One noteworthy formal element that occurs several times throughout the play is the back-to-back, purposeful repetition of select scenes that would begin the same, but end quite differently—a feature rather reminiscent of one of my favorite movies, Sliding Doors, starring Gwyneth Paltrow. With regard to these scene repeats in the play, the first rendering of a scene would be markedly more passion-driven and reminiscent of Greek tragic characterization in terms of the baseness, bizarreness, and sheer violence of a character’s response; in the second rendering, character responses would be more reason-driven, socially appropriate, and modern in sensibility. In one such scenario, pregnant Daphne asks her husband August if he wants to have sex with his old lover Liza: In the first performance of the scene, he openly admits that he does, and Daphne takes a utensil from the kitchen table and stabs herself in the stomach. In the second performance of the same scene, August assures her he doesn’t want to sleep with Liza and tragedy is averted. While this feature of the play was in and of itself among its more interesting ones, it did not entirely work, and I’m still trying to pinpoint why. It may be because, on the whole, whatever Callaghan was trying to accomplish by riffing on Greek tragedy, including legends about Dionysus, Zeus, and others, didn’t feel sufficiently artistically realized in production. Readers with more insights on this front feel free to shed some light. As a final sidenote, Callaghan’s play is in keeping with nearly every other play I’ve seen in the last year, featuring full (female) nudity (in the character, Liza) and depicting non-normative/non-heterosexual gender/sexual identity (in the character, Boy)–See my previous posts on “A Gay in Every Play.”
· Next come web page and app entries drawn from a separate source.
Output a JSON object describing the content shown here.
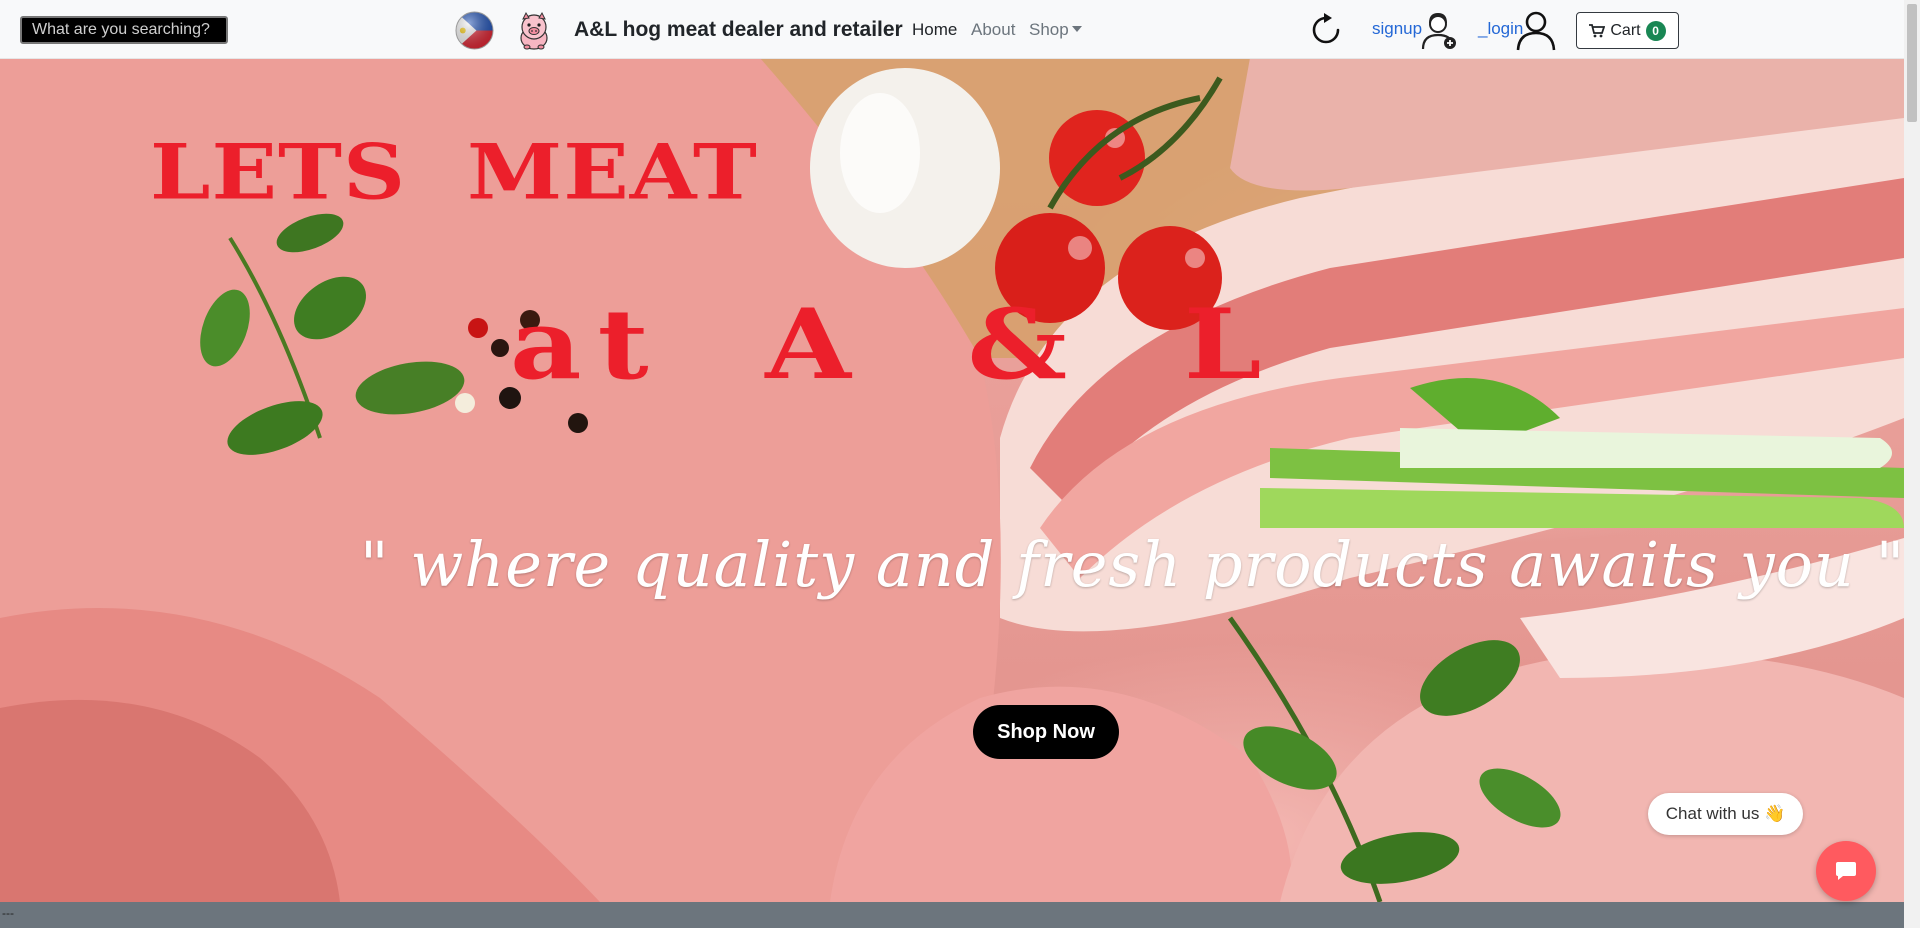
{
  "search": {
    "placeholder": "What are you searching?"
  },
  "brand": {
    "name": "A&L hog meat dealer and retailer"
  },
  "nav": {
    "home": "Home",
    "about": "About",
    "shop": "Shop"
  },
  "auth": {
    "signup": "signup",
    "login": "_login"
  },
  "cart": {
    "label": "Cart",
    "count": "0"
  },
  "hero": {
    "headline_line1": "LETS  MEAT",
    "headline_line2": "at  A & L",
    "tagline": "\" where quality and fresh products awaits you \"",
    "cta": "Shop Now"
  },
  "chat": {
    "label": "Chat with us 👋"
  },
  "footer": {
    "text": "---"
  },
  "colors": {
    "headline": "#ec1f2b",
    "link": "#2468d6",
    "cart_badge": "#198754",
    "chat_button": "#ff5a5f",
    "footer": "#6c757d"
  },
  "icons": [
    "flag-icon",
    "pig-logo-icon",
    "reload-icon",
    "signup-user-icon",
    "login-user-icon",
    "cart-icon",
    "chat-icon"
  ]
}
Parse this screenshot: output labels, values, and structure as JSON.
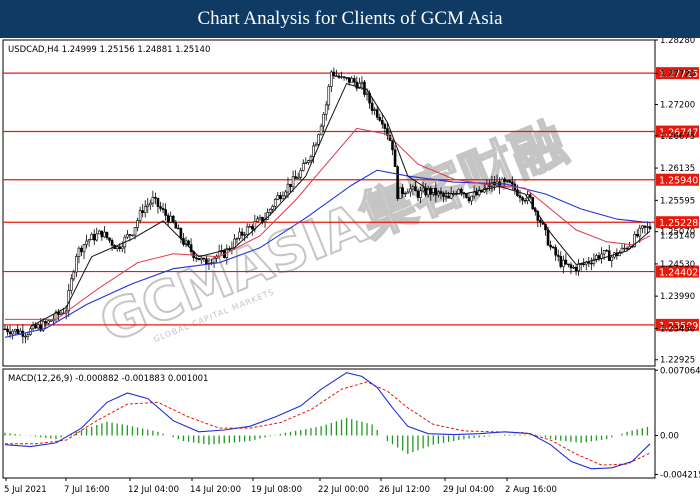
{
  "banner": {
    "title": "Chart Analysis for Clients of GCM Asia"
  },
  "watermark": {
    "brand": "GCMASIA集客财融",
    "tagline": "GLOBAL CAPITAL MARKETS"
  },
  "colors": {
    "banner_bg": "#0e3a63",
    "level_line": "#e8190b",
    "level_label_bg": "#e8190b",
    "ma_fast": "#111111",
    "ma_mid": "#e0364a",
    "ma_slow": "#2233dd",
    "macd_line": "#1e2fd9",
    "signal_line": "#e8190b",
    "histogram": "#1f9a1f",
    "candle": "#000000"
  },
  "chart_data": [
    {
      "type": "candlestick",
      "title": "USDCAD,H4",
      "info": "USDCAD,H4  1.24999 1.25156 1.24881 1.25140",
      "y_ticks": [
        "1.28280",
        "1.27720",
        "1.27200",
        "1.26675",
        "1.26135",
        "1.25595",
        "1.25070",
        "1.24530",
        "1.23990",
        "1.23450",
        "1.22925"
      ],
      "ylim": [
        1.2282,
        1.2828
      ],
      "x_ticks": [
        "5 Jul 2021",
        "7 Jul 16:00",
        "12 Jul 04:00",
        "14 Jul 20:00",
        "19 Jul 08:00",
        "22 Jul 00:00",
        "26 Jul 12:00",
        "29 Jul 04:00",
        "2 Aug 16:00"
      ],
      "levels": [
        {
          "label": "1.27725",
          "value": 1.27725
        },
        {
          "label": "1.26747",
          "value": 1.26747
        },
        {
          "label": "1.25940",
          "value": 1.2594
        },
        {
          "label": "1.25228",
          "value": 1.25228
        },
        {
          "label": "1.24402",
          "value": 1.24402
        },
        {
          "label": "1.23509",
          "value": 1.23509
        }
      ],
      "current_price_label": "1.25140",
      "close_path": [
        [
          0,
          1.2344
        ],
        [
          8,
          1.2338
        ],
        [
          16,
          1.2352
        ],
        [
          24,
          1.2378
        ],
        [
          28,
          1.247
        ],
        [
          32,
          1.2492
        ],
        [
          38,
          1.2505
        ],
        [
          44,
          1.248
        ],
        [
          50,
          1.2508
        ],
        [
          54,
          1.2545
        ],
        [
          58,
          1.256
        ],
        [
          62,
          1.254
        ],
        [
          66,
          1.252
        ],
        [
          70,
          1.249
        ],
        [
          74,
          1.247
        ],
        [
          78,
          1.2455
        ],
        [
          82,
          1.2465
        ],
        [
          86,
          1.247
        ],
        [
          90,
          1.249
        ],
        [
          94,
          1.2508
        ],
        [
          98,
          1.252
        ],
        [
          102,
          1.253
        ],
        [
          106,
          1.256
        ],
        [
          110,
          1.258
        ],
        [
          114,
          1.2595
        ],
        [
          118,
          1.262
        ],
        [
          122,
          1.266
        ],
        [
          126,
          1.272
        ],
        [
          128,
          1.2775
        ],
        [
          132,
          1.2762
        ],
        [
          136,
          1.276
        ],
        [
          140,
          1.275
        ],
        [
          144,
          1.2715
        ],
        [
          148,
          1.2695
        ],
        [
          152,
          1.265
        ],
        [
          154,
          1.257
        ],
        [
          158,
          1.258
        ],
        [
          162,
          1.257
        ],
        [
          166,
          1.2575
        ],
        [
          170,
          1.257
        ],
        [
          174,
          1.256
        ],
        [
          178,
          1.2582
        ],
        [
          182,
          1.2565
        ],
        [
          186,
          1.257
        ],
        [
          190,
          1.2585
        ],
        [
          194,
          1.2588
        ],
        [
          198,
          1.2585
        ],
        [
          202,
          1.257
        ],
        [
          206,
          1.256
        ],
        [
          210,
          1.2525
        ],
        [
          214,
          1.248
        ],
        [
          218,
          1.2455
        ],
        [
          222,
          1.2445
        ],
        [
          226,
          1.245
        ],
        [
          230,
          1.246
        ],
        [
          234,
          1.247
        ],
        [
          238,
          1.2465
        ],
        [
          242,
          1.2475
        ],
        [
          246,
          1.249
        ],
        [
          250,
          1.251
        ],
        [
          253,
          1.2514
        ]
      ],
      "ma_fast": [
        [
          10,
          1.2348
        ],
        [
          24,
          1.238
        ],
        [
          34,
          1.2465
        ],
        [
          50,
          1.2495
        ],
        [
          62,
          1.2525
        ],
        [
          76,
          1.2465
        ],
        [
          90,
          1.248
        ],
        [
          104,
          1.2535
        ],
        [
          118,
          1.26
        ],
        [
          126,
          1.268
        ],
        [
          134,
          1.2755
        ],
        [
          142,
          1.2745
        ],
        [
          150,
          1.269
        ],
        [
          158,
          1.26
        ],
        [
          168,
          1.2572
        ],
        [
          180,
          1.257
        ],
        [
          194,
          1.2583
        ],
        [
          204,
          1.257
        ],
        [
          214,
          1.2505
        ],
        [
          224,
          1.2452
        ],
        [
          234,
          1.2462
        ],
        [
          244,
          1.2475
        ],
        [
          253,
          1.2508
        ]
      ],
      "ma_mid": [
        [
          0,
          1.236
        ],
        [
          20,
          1.236
        ],
        [
          36,
          1.241
        ],
        [
          52,
          1.2455
        ],
        [
          66,
          1.247
        ],
        [
          84,
          1.2465
        ],
        [
          100,
          1.25
        ],
        [
          114,
          1.256
        ],
        [
          126,
          1.262
        ],
        [
          138,
          1.268
        ],
        [
          150,
          1.267
        ],
        [
          162,
          1.262
        ],
        [
          176,
          1.2595
        ],
        [
          190,
          1.2585
        ],
        [
          204,
          1.258
        ],
        [
          214,
          1.2545
        ],
        [
          224,
          1.251
        ],
        [
          236,
          1.249
        ],
        [
          246,
          1.2485
        ],
        [
          253,
          1.25
        ]
      ],
      "ma_slow": [
        [
          0,
          1.233
        ],
        [
          16,
          1.2345
        ],
        [
          32,
          1.2385
        ],
        [
          50,
          1.242
        ],
        [
          66,
          1.2445
        ],
        [
          84,
          1.2455
        ],
        [
          100,
          1.248
        ],
        [
          118,
          1.253
        ],
        [
          136,
          1.2585
        ],
        [
          146,
          1.261
        ],
        [
          158,
          1.26
        ],
        [
          176,
          1.259
        ],
        [
          196,
          1.2587
        ],
        [
          212,
          1.257
        ],
        [
          226,
          1.2545
        ],
        [
          240,
          1.2528
        ],
        [
          253,
          1.2522
        ]
      ]
    },
    {
      "type": "macd",
      "title": "MACD(12,26,9)",
      "info": "MACD(12,26,9) -0.000882 -0.001883 0.001001",
      "y_ticks": [
        "0.007064",
        "0.00",
        "-0.004215"
      ],
      "ylim": [
        -0.0046,
        0.0072
      ],
      "macd": [
        [
          0,
          -0.001
        ],
        [
          10,
          -0.0012
        ],
        [
          20,
          -0.0008
        ],
        [
          30,
          0.0008
        ],
        [
          40,
          0.0036
        ],
        [
          48,
          0.0046
        ],
        [
          56,
          0.004
        ],
        [
          66,
          0.0016
        ],
        [
          76,
          0.0004
        ],
        [
          86,
          0.0006
        ],
        [
          96,
          0.001
        ],
        [
          106,
          0.002
        ],
        [
          116,
          0.0032
        ],
        [
          124,
          0.005
        ],
        [
          134,
          0.0068
        ],
        [
          140,
          0.0064
        ],
        [
          146,
          0.0052
        ],
        [
          152,
          0.003
        ],
        [
          158,
          0.001
        ],
        [
          166,
          0.0002
        ],
        [
          176,
          0.0001
        ],
        [
          186,
          0.0002
        ],
        [
          196,
          0.0004
        ],
        [
          206,
          0.0002
        ],
        [
          214,
          -0.001
        ],
        [
          222,
          -0.0028
        ],
        [
          230,
          -0.0036
        ],
        [
          238,
          -0.0035
        ],
        [
          246,
          -0.0028
        ],
        [
          253,
          -0.0009
        ]
      ],
      "signal": [
        [
          0,
          -0.0009
        ],
        [
          12,
          -0.0009
        ],
        [
          24,
          -0.0005
        ],
        [
          36,
          0.0016
        ],
        [
          48,
          0.0034
        ],
        [
          60,
          0.0036
        ],
        [
          72,
          0.002
        ],
        [
          84,
          0.0008
        ],
        [
          96,
          0.0008
        ],
        [
          108,
          0.0014
        ],
        [
          120,
          0.0028
        ],
        [
          132,
          0.005
        ],
        [
          142,
          0.0058
        ],
        [
          150,
          0.0048
        ],
        [
          158,
          0.003
        ],
        [
          168,
          0.0012
        ],
        [
          180,
          0.0005
        ],
        [
          192,
          0.0004
        ],
        [
          204,
          0.0003
        ],
        [
          214,
          -0.0005
        ],
        [
          224,
          -0.002
        ],
        [
          234,
          -0.0032
        ],
        [
          244,
          -0.0031
        ],
        [
          253,
          -0.0019
        ]
      ],
      "histogram": [
        [
          0,
          0.0003
        ],
        [
          20,
          -0.0004
        ],
        [
          30,
          0.0006
        ],
        [
          40,
          0.0015
        ],
        [
          50,
          0.001
        ],
        [
          60,
          0.0004
        ],
        [
          70,
          -0.0006
        ],
        [
          80,
          -0.001
        ],
        [
          96,
          -0.0006
        ],
        [
          110,
          0.0003
        ],
        [
          124,
          0.001
        ],
        [
          134,
          0.0019
        ],
        [
          144,
          0.0012
        ],
        [
          150,
          -0.0006
        ],
        [
          158,
          -0.002
        ],
        [
          168,
          -0.001
        ],
        [
          180,
          -0.0004
        ],
        [
          196,
          0.0001
        ],
        [
          208,
          0.0001
        ],
        [
          216,
          -0.0005
        ],
        [
          226,
          -0.0008
        ],
        [
          236,
          -0.0004
        ],
        [
          244,
          0.0004
        ],
        [
          253,
          0.001
        ]
      ]
    }
  ]
}
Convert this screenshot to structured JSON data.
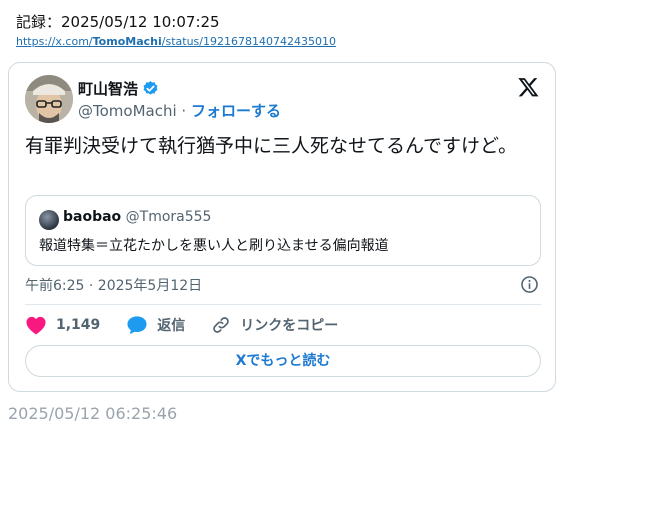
{
  "record": {
    "label": "記録：2025/05/12 10:07:25"
  },
  "source_url": {
    "prefix": "https://x.com/",
    "user": "TomoMachi",
    "suffix": "/status/1921678140742435010"
  },
  "tweet": {
    "author_name": "町山智浩",
    "author_handle": "@TomoMachi",
    "separator": " · ",
    "follow_label": "フォローする",
    "text": "有罪判決受けて執行猶予中に三人死なせてるんですけど。",
    "timestamp": "午前6:25 · 2025年5月12日",
    "likes": "1,149",
    "reply_label": "返信",
    "copy_link_label": "リンクをコピー",
    "read_more_label": "Xでもっと読む"
  },
  "quote": {
    "author_name": "baobao",
    "author_handle": "@Tmora555",
    "text": "報道特集＝立花たかしを悪い人と刷り込ませる偏向報道"
  },
  "footer": {
    "saved_time": "2025/05/12 06:25:46"
  },
  "colors": {
    "accent": "#1d9bf0",
    "like": "#f91880",
    "link": "#1f6fb0",
    "muted": "#536471",
    "border": "#cfd9de"
  },
  "icons": [
    "verified-badge-icon",
    "x-logo-icon",
    "info-icon",
    "heart-icon",
    "reply-bubble-icon",
    "link-icon"
  ]
}
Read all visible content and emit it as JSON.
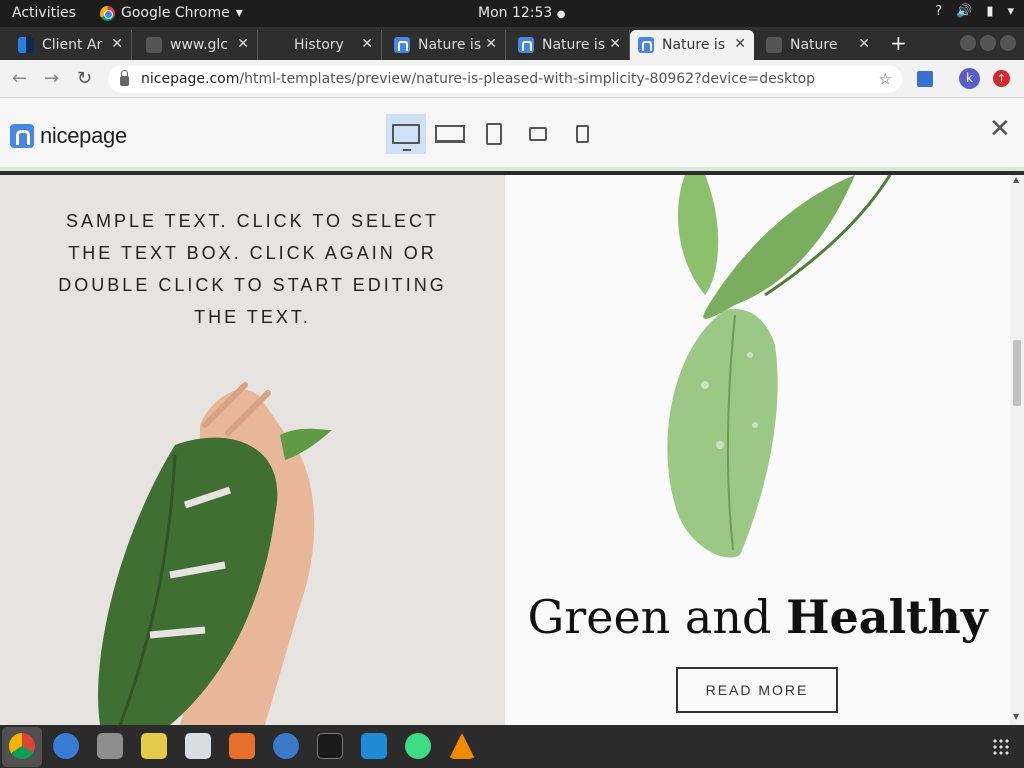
{
  "topbar": {
    "activities": "Activities",
    "app_name": "Google Chrome",
    "app_arrow": "▾",
    "clock": "Mon 12:53",
    "tray": {
      "help": "?",
      "volume": "🔊",
      "battery": "▮",
      "menu": "▾"
    }
  },
  "tabs": [
    {
      "title": "Client Ar",
      "favicon": "client-icon"
    },
    {
      "title": "www.glc",
      "favicon": "globe-icon"
    },
    {
      "title": "History",
      "favicon": "history-icon"
    },
    {
      "title": "Nature is",
      "favicon": "nicepage-icon"
    },
    {
      "title": "Nature is",
      "favicon": "nicepage-icon"
    },
    {
      "title": "Nature is",
      "favicon": "nicepage-icon",
      "active": true
    },
    {
      "title": "Nature",
      "favicon": "globe-icon"
    }
  ],
  "tab_close": "✕",
  "new_tab": "+",
  "toolbar": {
    "back": "←",
    "forward": "→",
    "reload": "↻",
    "url_host": "nicepage.com",
    "url_path": "/html-templates/preview/nature-is-pleased-with-simplicity-80962?device=desktop",
    "star": "☆",
    "avatar_letter": "k",
    "upload_badge": "↑"
  },
  "np_header": {
    "logo_text": "nicepage",
    "devices": [
      "desktop",
      "laptop",
      "tablet",
      "tablet-landscape",
      "phone"
    ],
    "active_device": "desktop",
    "close": "✕"
  },
  "left_panel": {
    "sample_text": "SAMPLE TEXT. CLICK TO SELECT THE TEXT BOX. CLICK AGAIN OR DOUBLE CLICK TO START EDITING THE TEXT."
  },
  "right_panel": {
    "headline_regular": "Green and ",
    "headline_bold": "Healthy",
    "button_label": "READ MORE"
  },
  "scrollbar": {
    "up": "▲",
    "down": "▼"
  },
  "dock": {
    "apps": [
      "chrome-icon",
      "thunderbird-icon",
      "files-icon",
      "rhythmbox-icon",
      "document-viewer-icon",
      "software-center-icon",
      "help-icon",
      "terminal-icon",
      "vscode-icon",
      "android-studio-icon",
      "vlc-icon"
    ]
  },
  "colors": {
    "accent": "#4786e4",
    "leaf_green": "#3f6f33",
    "hand": "#e8b79a"
  }
}
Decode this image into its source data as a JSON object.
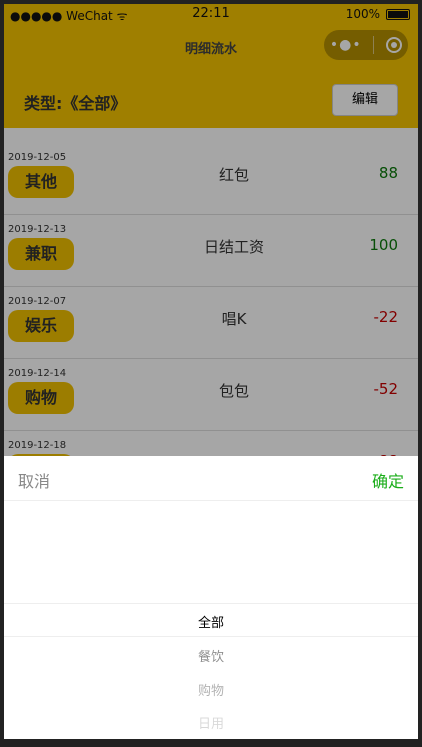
{
  "statusbar": {
    "carrier": "●●●●● WeChat",
    "wifi": "ᯤ",
    "time": "22:11",
    "battery": "100%"
  },
  "navbar": {
    "title": "明细流水",
    "more": "•●•"
  },
  "typebar": {
    "label": "类型:《全部》",
    "edit": "编辑"
  },
  "rows": [
    {
      "date": "2019-12-05",
      "tag": "其他",
      "name": "红包",
      "amount": "88",
      "sign": "pos"
    },
    {
      "date": "2019-12-13",
      "tag": "兼职",
      "name": "日结工资",
      "amount": "100",
      "sign": "pos"
    },
    {
      "date": "2019-12-07",
      "tag": "娱乐",
      "name": "唱K",
      "amount": "-22",
      "sign": "neg"
    },
    {
      "date": "2019-12-14",
      "tag": "购物",
      "name": "包包",
      "amount": "-52",
      "sign": "neg"
    },
    {
      "date": "2019-12-18",
      "tag": "",
      "name": "",
      "amount": "-88",
      "sign": "neg"
    }
  ],
  "sheet": {
    "cancel": "取消",
    "confirm": "确定"
  },
  "picker": {
    "options": [
      {
        "label": "全部",
        "opacity": 1.0
      },
      {
        "label": "餐饮",
        "opacity": 0.45
      },
      {
        "label": "购物",
        "opacity": 0.3
      },
      {
        "label": "日用",
        "opacity": 0.15
      }
    ]
  },
  "colors": {
    "primary": "#f4c300",
    "positive": "#0b7a0b",
    "negative": "#c80000",
    "confirm": "#1aad19"
  }
}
This spring Daniella Topol will direct a production of Lascivious Something at Women’s Theatre Project in NYC. This production will run from May 2-June 10. I would be interested to see the differences in concept and reception between the LA and NYC stagings of Callaghan’s play in order to better sort through my overall lukewarmness to what I just saw in LA.
Lascivious Something, produced by Circle X Theatre Co., opened March 27; plays Thurs.-Sat., 8 pm; Sun., 2 & 7 pm; through May 1. Tickets: $12-$20 (pay what you can at all Sun. matinees). [Inside] the Ford, 2580 Cahuenga Blvd. East, Hollywood; 323.461.3673 or fordtheatres.org.